#### Exercise requirements:
From the entries that follow, gather each line holding the word "text".

#### Data extracts:
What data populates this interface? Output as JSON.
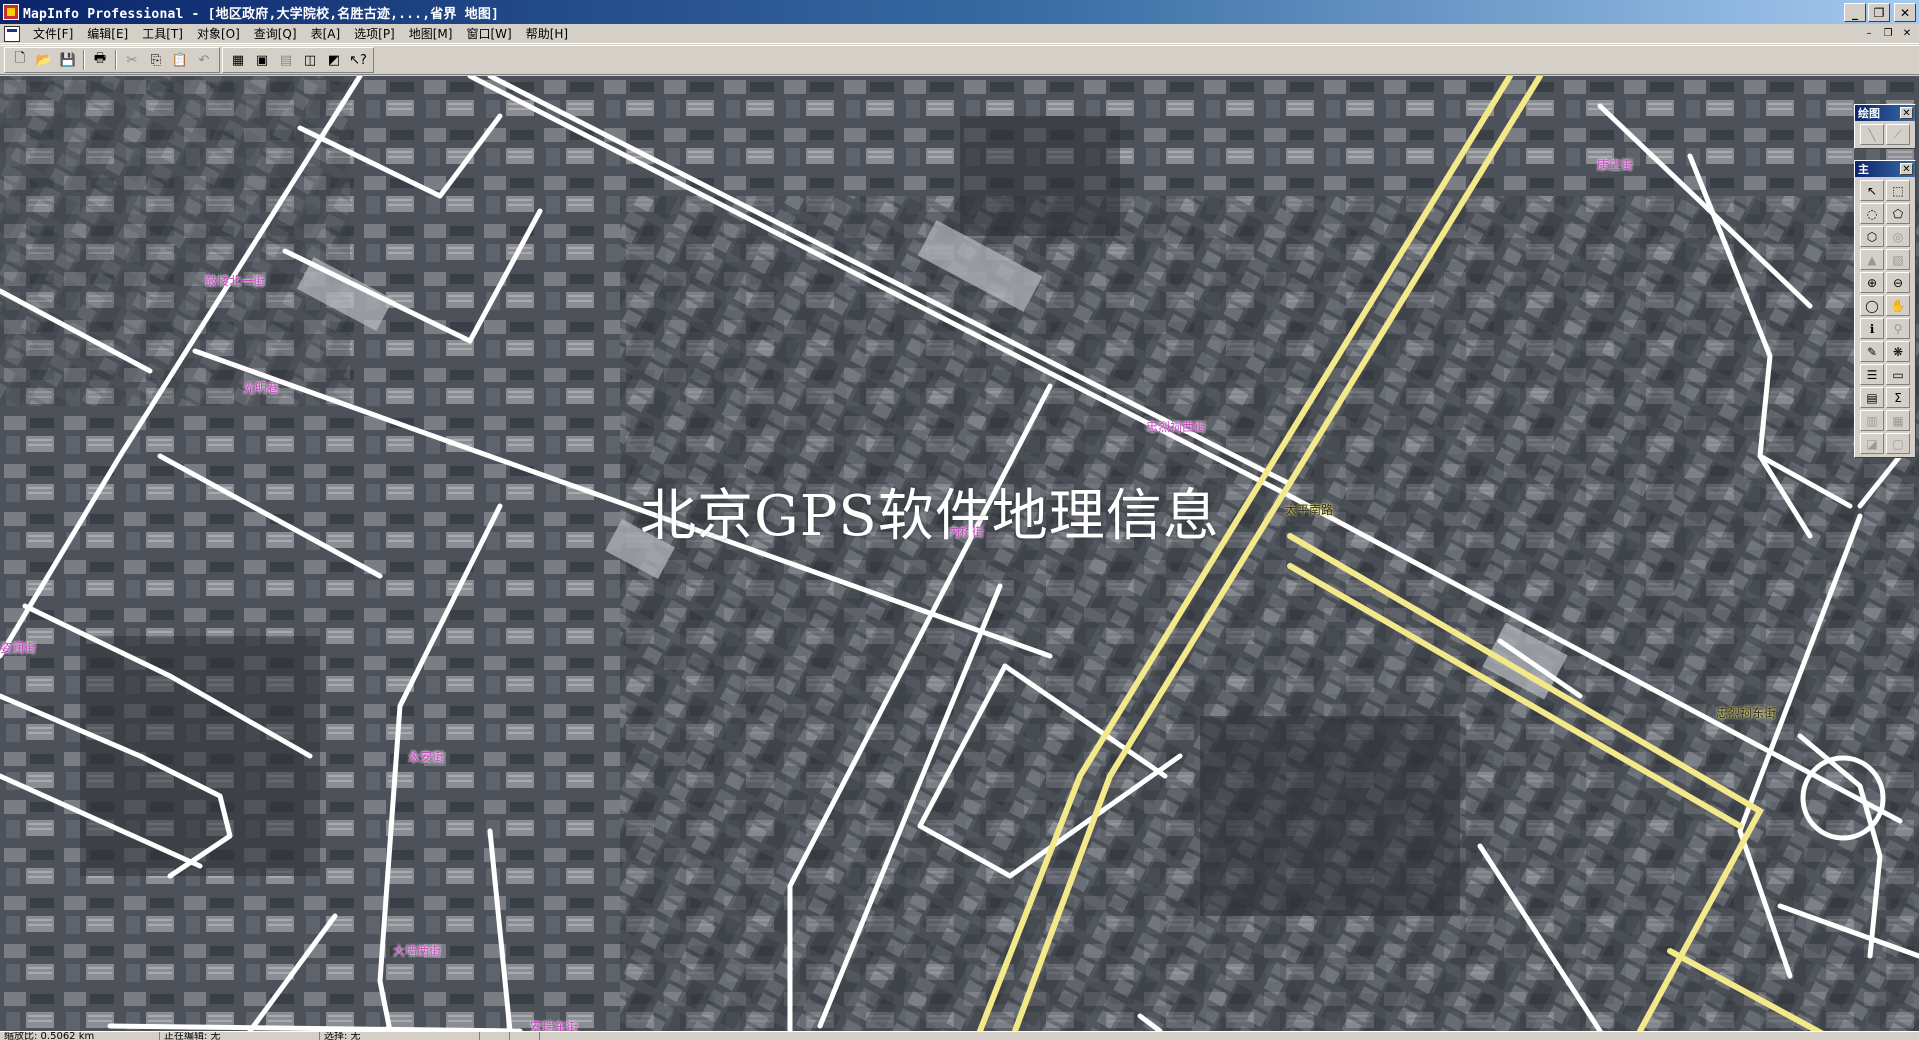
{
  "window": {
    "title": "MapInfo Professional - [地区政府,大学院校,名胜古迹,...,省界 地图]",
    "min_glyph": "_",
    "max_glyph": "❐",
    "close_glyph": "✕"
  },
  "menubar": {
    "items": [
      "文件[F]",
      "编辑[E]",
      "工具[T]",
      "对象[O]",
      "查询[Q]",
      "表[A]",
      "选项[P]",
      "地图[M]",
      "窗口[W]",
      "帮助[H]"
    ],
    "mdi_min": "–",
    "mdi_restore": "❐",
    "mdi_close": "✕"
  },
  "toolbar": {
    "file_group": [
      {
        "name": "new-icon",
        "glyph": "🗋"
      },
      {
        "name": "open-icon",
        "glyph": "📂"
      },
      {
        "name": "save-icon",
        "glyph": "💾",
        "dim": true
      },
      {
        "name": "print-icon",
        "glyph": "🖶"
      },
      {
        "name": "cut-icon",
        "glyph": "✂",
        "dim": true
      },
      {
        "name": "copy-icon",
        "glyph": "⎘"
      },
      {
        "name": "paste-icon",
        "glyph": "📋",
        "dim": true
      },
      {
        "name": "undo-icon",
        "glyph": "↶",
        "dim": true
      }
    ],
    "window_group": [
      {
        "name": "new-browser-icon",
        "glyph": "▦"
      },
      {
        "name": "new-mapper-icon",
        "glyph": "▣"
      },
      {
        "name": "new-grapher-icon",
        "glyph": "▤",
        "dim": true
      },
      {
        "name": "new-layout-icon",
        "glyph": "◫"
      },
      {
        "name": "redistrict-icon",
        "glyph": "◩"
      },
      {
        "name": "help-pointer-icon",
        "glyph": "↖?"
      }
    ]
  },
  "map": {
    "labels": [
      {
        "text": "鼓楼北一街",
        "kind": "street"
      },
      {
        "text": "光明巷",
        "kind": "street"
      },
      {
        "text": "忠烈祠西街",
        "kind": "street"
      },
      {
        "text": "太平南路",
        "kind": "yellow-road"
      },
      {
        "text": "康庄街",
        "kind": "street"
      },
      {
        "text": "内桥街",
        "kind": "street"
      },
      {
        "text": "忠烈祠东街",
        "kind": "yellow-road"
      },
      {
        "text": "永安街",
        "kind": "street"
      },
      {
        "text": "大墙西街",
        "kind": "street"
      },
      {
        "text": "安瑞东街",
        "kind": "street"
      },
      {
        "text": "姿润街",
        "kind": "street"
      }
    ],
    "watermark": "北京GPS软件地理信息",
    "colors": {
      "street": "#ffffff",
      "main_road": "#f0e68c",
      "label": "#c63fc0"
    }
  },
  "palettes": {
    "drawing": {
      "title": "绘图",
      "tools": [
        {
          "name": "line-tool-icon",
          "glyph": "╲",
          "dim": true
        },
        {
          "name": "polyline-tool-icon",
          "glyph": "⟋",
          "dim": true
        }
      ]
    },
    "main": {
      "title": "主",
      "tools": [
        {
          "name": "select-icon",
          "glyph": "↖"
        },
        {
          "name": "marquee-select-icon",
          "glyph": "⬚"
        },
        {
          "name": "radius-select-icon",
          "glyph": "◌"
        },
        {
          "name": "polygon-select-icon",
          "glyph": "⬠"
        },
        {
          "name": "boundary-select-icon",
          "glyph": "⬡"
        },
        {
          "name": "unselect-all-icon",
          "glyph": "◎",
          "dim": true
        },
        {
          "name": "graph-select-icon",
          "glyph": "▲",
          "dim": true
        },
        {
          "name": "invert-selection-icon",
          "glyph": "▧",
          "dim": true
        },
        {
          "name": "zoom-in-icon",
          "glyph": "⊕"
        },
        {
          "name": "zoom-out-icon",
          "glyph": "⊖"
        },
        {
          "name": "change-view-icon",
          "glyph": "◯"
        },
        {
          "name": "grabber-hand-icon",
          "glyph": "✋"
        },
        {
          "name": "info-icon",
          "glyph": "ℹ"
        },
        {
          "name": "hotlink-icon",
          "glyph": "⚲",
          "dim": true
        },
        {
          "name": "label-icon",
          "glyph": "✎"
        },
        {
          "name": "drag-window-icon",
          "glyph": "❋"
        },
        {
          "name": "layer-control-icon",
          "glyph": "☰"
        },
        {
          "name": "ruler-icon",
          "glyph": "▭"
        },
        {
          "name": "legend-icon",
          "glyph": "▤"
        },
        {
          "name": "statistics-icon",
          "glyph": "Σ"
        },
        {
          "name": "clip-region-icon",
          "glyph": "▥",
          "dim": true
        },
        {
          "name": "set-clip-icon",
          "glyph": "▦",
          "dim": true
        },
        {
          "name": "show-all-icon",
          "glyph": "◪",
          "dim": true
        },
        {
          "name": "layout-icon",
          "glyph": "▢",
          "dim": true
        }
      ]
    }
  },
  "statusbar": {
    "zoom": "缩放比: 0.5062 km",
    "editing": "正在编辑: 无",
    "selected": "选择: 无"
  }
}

#### Output:
        "text": "鼓楼北一街",
        "text": "光明巷",
        "text": "忠烈祠西街",
        "text": "太平南路",
        "text": "康庄街",
        "text": "内桥街",
        "text": "忠烈祠东街",
        "text": "永安街",
        "text": "大墙西街",
        "text": "安瑞东街",
        "text": "姿润街",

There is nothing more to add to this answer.